This excellent work seeks to illuminate the key themes of biblical theology. Biblical theology seeks to understand the parts of the Bible in relation to the whole canon of Scripture. (As opposed to systematic theology, which seeks to develop large categories in which to fit the biblical data; while both are helpful, biblical theology is essential to systematic theology.) This dictionary seeks to illustrate this connectedness in three ways (sections). The first section offers various articles ranging in topic from the history of biblical theology to the actual ýdoingý of biblical theology. The second section provides a look at a biblical theology of the biblical corpora and books (i.e. Genesis to Kings, Wisdom books, Prophetic books, Synoptic Gospels, Luke-Acts, the Johannine writings, Paul, and articles on individual books). The third section, which I found particularly helpful, is a collection of essays on the certain biblical themes.
A good example of the kind of work taking place in this third section comes in the article on the nation of Israel (pp. 581 ý 586). Here the author shows, among other things, how the New Testament presents Jesus as the True Israel. The following are some of the arguments from the article: Jesus replaces Israel as God's Son (Hos 11:1; Matt 2:14-15). Jesus replaces Israel as the ýtrue vineý (John 15:1 ý see Ps 80:9-16; Isa 5:1-7; 27:2ff; Jer 2:21; 12:l0ff; Ezek 15:1-8; 17:1-21; 19:10-14; Hos 10:1-2). Jesus succeeded as the true Servant of God where Israel failed.
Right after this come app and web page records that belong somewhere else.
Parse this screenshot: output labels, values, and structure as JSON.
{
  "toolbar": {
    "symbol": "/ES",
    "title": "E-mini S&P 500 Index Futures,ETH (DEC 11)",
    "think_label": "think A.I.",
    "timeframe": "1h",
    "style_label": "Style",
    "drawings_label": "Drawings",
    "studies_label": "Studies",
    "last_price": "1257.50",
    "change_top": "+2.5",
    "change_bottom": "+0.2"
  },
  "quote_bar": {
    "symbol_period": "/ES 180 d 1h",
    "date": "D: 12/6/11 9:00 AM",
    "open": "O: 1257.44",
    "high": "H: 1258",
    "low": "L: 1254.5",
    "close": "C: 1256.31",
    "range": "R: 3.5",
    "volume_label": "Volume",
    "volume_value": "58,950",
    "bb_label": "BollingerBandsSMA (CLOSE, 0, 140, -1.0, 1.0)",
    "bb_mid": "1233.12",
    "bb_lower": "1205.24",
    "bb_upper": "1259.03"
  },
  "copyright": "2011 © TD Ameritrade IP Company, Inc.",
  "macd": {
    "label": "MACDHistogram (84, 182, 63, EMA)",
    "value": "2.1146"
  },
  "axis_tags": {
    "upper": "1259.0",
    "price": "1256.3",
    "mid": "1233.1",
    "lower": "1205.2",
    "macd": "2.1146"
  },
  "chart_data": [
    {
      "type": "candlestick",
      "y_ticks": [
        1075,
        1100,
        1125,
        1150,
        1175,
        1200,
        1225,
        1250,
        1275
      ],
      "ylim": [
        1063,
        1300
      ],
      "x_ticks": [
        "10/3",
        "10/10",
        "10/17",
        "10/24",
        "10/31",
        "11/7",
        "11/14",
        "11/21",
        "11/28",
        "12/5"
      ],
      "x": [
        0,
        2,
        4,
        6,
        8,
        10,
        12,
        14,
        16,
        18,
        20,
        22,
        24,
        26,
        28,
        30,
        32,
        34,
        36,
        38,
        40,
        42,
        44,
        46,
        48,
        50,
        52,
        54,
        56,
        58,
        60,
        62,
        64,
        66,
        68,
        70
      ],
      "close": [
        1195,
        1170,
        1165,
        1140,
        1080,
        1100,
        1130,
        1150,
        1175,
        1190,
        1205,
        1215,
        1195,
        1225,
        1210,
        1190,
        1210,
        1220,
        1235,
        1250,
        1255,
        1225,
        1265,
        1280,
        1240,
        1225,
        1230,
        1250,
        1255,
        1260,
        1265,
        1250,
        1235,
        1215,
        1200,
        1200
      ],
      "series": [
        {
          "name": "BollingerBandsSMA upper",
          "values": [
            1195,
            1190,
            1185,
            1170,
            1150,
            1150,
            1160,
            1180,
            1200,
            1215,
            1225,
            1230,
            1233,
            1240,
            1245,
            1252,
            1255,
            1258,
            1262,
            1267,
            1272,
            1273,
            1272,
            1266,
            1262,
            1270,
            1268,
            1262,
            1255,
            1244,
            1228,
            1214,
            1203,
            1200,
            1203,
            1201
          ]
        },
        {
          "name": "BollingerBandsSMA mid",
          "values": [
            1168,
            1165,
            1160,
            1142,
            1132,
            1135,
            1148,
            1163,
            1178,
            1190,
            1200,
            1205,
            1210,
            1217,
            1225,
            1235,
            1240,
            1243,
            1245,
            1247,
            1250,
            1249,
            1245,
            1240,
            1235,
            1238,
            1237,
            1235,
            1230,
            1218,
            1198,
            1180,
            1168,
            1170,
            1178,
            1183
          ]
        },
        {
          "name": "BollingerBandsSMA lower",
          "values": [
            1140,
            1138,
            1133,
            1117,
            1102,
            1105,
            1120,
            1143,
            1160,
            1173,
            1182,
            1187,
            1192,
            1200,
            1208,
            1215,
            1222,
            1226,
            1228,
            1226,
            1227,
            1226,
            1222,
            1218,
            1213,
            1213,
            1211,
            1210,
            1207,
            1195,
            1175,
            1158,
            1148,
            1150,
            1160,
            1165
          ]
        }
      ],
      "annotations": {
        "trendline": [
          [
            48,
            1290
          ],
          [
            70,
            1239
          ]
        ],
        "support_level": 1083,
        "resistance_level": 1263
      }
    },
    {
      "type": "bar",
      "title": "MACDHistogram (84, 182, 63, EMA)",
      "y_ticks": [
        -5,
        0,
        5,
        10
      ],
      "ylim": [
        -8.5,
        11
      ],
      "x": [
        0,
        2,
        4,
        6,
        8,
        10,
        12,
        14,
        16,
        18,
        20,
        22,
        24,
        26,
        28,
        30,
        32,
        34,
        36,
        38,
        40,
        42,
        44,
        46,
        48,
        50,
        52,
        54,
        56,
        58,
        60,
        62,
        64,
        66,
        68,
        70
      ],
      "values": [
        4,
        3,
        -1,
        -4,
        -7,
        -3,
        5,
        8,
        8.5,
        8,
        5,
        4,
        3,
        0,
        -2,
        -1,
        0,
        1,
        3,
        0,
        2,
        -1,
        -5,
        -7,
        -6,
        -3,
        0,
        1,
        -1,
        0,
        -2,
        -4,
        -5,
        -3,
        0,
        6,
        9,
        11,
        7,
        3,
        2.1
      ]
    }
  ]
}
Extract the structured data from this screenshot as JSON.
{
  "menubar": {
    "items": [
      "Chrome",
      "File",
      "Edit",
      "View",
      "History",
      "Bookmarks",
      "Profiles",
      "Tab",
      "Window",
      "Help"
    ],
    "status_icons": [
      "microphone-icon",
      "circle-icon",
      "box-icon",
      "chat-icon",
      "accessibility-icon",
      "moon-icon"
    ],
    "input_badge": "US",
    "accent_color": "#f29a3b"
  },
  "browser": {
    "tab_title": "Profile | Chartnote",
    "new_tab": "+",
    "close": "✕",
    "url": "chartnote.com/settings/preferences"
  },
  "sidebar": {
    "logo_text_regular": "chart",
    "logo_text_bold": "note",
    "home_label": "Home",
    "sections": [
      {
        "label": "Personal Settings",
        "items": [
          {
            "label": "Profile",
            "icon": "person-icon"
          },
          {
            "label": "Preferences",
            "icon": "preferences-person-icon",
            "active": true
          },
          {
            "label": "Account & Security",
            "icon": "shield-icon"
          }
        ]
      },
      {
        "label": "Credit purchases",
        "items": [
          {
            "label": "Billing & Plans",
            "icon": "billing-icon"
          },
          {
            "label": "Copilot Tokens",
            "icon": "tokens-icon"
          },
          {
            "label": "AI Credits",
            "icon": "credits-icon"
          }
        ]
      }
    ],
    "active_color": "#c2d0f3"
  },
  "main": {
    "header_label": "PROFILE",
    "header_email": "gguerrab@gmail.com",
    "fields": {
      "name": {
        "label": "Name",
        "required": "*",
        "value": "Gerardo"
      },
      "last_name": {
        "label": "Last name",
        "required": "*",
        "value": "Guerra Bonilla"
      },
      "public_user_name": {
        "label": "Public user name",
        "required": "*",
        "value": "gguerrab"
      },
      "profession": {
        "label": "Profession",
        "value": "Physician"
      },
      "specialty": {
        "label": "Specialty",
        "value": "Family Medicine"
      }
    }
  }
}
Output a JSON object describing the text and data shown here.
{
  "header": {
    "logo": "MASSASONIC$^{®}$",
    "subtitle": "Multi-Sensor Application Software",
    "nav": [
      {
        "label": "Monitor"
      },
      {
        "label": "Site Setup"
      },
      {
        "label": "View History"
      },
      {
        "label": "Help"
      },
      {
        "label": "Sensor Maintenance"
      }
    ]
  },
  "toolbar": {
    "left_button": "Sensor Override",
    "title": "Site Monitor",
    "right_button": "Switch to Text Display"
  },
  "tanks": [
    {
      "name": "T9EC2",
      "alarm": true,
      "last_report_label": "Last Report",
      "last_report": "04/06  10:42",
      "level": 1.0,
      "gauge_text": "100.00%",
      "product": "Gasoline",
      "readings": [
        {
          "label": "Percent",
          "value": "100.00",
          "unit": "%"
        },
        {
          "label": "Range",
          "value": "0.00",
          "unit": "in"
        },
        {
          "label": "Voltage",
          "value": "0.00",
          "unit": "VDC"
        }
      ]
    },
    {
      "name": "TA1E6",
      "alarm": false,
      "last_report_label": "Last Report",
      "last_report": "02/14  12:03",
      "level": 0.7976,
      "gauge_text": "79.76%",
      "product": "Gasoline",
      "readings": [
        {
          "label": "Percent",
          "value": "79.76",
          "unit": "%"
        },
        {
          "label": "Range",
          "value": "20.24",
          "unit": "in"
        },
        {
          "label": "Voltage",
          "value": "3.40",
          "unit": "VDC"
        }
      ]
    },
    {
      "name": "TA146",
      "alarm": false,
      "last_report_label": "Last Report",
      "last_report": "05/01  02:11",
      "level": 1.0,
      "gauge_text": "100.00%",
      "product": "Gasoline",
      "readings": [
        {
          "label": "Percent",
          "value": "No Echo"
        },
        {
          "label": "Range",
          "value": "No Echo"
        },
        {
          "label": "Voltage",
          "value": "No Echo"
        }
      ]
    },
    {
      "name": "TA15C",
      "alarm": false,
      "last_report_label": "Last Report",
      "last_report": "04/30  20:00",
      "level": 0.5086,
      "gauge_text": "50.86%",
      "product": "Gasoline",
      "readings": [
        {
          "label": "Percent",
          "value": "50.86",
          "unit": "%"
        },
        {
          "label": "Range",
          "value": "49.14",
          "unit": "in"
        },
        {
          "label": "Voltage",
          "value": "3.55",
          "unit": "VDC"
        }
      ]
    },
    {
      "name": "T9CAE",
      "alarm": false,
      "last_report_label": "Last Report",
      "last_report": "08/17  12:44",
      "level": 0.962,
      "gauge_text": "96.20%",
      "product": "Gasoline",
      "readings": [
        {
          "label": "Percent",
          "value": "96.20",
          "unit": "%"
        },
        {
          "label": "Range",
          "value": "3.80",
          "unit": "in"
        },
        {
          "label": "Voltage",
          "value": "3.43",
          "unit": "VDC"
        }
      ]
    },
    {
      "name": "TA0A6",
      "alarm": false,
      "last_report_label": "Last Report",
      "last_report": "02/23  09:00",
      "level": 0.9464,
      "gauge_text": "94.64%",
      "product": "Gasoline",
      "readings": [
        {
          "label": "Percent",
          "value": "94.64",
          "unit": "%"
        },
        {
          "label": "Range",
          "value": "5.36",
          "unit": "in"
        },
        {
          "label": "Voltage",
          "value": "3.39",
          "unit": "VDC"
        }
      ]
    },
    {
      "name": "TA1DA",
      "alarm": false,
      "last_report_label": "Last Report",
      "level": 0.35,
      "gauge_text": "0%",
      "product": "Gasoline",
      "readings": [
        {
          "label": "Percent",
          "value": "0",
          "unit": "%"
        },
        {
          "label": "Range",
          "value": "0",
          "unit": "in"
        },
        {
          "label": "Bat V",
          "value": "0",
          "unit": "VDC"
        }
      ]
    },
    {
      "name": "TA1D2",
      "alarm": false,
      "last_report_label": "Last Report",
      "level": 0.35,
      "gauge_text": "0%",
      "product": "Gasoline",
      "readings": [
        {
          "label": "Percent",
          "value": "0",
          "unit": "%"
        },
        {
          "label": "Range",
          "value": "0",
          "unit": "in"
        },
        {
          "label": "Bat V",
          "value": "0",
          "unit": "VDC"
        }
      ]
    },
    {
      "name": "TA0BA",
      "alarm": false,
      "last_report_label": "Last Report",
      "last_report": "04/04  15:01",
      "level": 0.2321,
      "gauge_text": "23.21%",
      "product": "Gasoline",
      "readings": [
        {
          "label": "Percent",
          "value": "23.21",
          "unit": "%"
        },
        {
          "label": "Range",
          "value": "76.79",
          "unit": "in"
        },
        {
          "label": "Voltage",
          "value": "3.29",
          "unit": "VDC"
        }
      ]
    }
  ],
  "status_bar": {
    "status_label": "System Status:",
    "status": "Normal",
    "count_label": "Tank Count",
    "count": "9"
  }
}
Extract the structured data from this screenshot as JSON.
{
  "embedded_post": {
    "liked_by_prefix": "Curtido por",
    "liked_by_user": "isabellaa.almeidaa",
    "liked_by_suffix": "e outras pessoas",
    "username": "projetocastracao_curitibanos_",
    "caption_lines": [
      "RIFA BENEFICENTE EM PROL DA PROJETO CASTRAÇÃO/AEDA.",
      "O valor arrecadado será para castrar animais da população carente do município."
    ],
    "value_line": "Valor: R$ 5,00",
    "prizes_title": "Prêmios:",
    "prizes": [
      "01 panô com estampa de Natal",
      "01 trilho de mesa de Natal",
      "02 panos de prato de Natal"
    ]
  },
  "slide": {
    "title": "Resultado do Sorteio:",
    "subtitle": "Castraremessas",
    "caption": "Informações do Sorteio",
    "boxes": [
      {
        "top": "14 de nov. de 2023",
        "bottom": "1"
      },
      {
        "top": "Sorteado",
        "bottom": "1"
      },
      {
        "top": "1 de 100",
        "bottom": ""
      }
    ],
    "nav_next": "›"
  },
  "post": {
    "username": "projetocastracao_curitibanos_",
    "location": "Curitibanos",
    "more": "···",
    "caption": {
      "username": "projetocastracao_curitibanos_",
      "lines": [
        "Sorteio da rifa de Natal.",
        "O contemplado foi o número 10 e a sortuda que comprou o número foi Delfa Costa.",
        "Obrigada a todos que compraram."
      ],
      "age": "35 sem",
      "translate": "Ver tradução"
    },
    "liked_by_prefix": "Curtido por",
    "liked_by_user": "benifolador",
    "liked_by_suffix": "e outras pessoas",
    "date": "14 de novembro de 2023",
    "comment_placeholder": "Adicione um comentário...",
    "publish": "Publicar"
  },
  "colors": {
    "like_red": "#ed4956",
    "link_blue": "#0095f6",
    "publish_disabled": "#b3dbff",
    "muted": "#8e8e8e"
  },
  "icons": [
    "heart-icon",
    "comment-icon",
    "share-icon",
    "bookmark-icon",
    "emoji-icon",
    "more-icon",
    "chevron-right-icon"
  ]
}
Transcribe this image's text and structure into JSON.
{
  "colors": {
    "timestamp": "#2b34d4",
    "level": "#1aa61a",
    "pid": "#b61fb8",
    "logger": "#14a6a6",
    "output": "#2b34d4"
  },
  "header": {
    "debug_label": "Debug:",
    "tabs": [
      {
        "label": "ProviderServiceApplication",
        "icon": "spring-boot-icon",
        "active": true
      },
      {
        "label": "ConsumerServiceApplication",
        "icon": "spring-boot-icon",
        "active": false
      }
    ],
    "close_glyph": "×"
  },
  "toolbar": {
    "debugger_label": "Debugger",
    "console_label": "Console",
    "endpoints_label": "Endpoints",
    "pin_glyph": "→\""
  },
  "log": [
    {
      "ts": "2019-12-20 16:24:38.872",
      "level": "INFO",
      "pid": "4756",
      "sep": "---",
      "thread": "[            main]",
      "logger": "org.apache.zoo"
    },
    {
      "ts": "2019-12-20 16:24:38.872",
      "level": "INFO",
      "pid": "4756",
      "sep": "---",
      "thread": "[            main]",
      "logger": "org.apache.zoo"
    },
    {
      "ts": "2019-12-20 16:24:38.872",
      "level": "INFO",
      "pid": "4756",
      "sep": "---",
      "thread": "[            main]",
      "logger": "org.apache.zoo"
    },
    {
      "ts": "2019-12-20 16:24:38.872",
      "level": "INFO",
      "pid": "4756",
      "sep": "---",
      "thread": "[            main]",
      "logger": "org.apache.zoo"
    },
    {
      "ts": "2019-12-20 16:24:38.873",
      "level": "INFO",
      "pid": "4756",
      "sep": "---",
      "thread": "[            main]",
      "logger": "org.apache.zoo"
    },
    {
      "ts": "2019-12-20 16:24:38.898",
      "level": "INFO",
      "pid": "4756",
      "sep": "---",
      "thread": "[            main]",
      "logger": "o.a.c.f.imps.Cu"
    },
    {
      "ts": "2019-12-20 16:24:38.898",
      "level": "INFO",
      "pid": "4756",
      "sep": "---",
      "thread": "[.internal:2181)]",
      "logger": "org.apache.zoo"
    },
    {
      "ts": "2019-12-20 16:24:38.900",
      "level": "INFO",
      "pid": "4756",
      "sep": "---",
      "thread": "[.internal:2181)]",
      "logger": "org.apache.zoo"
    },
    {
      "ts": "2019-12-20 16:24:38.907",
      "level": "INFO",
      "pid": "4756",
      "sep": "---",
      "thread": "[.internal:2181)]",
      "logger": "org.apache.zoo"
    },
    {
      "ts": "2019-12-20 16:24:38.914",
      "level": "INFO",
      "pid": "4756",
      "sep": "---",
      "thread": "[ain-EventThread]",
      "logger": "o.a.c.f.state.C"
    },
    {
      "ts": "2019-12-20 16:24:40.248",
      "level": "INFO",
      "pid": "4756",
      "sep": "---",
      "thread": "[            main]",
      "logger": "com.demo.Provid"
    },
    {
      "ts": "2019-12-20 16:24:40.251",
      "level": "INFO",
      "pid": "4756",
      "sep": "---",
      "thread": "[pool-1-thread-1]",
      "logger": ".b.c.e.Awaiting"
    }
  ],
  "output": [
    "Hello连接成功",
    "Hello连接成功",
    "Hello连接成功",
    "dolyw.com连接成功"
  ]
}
Jesus reenacts Israelýs history: the exodus from Egypt (Matt 2:19-20), the crossing of the Red Sea (Matt 3:13-17), the temptations in the wilderness (Matt 4:1-11), and the arrival at Mt. Sinai to receive the law (Matt 5:1-2), and He receives the expected out-pouring of Godýs Spirit (Matt 3:16; cf. Isa 44:2-3; Ezek 36:25-27), showing that Jesus is truly the Son with whom God is pleased (Matt 3:16). John also uses the great images for Israel in the Old Testament for Jesus and His disciples (the good shepherd and the flock in 10:11-16 and vine and the branches in 15:1-5). Through Christ the covenant is fulfilled and those who become a part of the people of God do so through Him, thus they too are part of the fulfilled covenant. The true people of God (Israel) is seen in the Church (both Jews and Gentiles ý Gal 3:6-9, 6:16; Rom 2:28-29), though God has yet to finish His work with ethnic Israel as well (Romans 9-11). Jesus replaces Israel as Abraham's seed (Gal 3:16). To be a part of the people of God, you must be a child of Abraham (Gal 3:29).
This work is a dictionary, and as with most works of this type, it has many contributors. However, I believe this is one of the key strengths of a work like this. The editors (all ýheavy-hittingý scholars in their own right) have selected scholars to write in the areas in which they have already done extensive work. This gives the reader access to what some of the greatest evangelical theologians are saying on a wide range of topics.
For serious Bible students, this work is an essential buy. One would be hard pressed to find any other single volume work which deals with such a wide range of biblical themes in such an excellent way.
Biblical Theology done right! Dec 19, 2000
[I've] had a chance to use this book, and I must say that this new dictionary is one of the finest on the market. The format of this dictionary is unique. The first section contains several lengthy articles on subjects that affect biblical theology. The second section contains articles on each genre of literature in the Bible and articles on the individual books of the Bible. The final section of the book is the actual dictionary, which has numerous entries on various biblical themes. This one book serves as an introduction to biblical interpretation, an Old Testament and New Testament introduction, and a Bible Dictionary. And at 863 not-so-large print pages, one could hardly say that this book just gives a cursory view of Biblical Theology. This Dictionary is an excellent tool for both students and professors. ....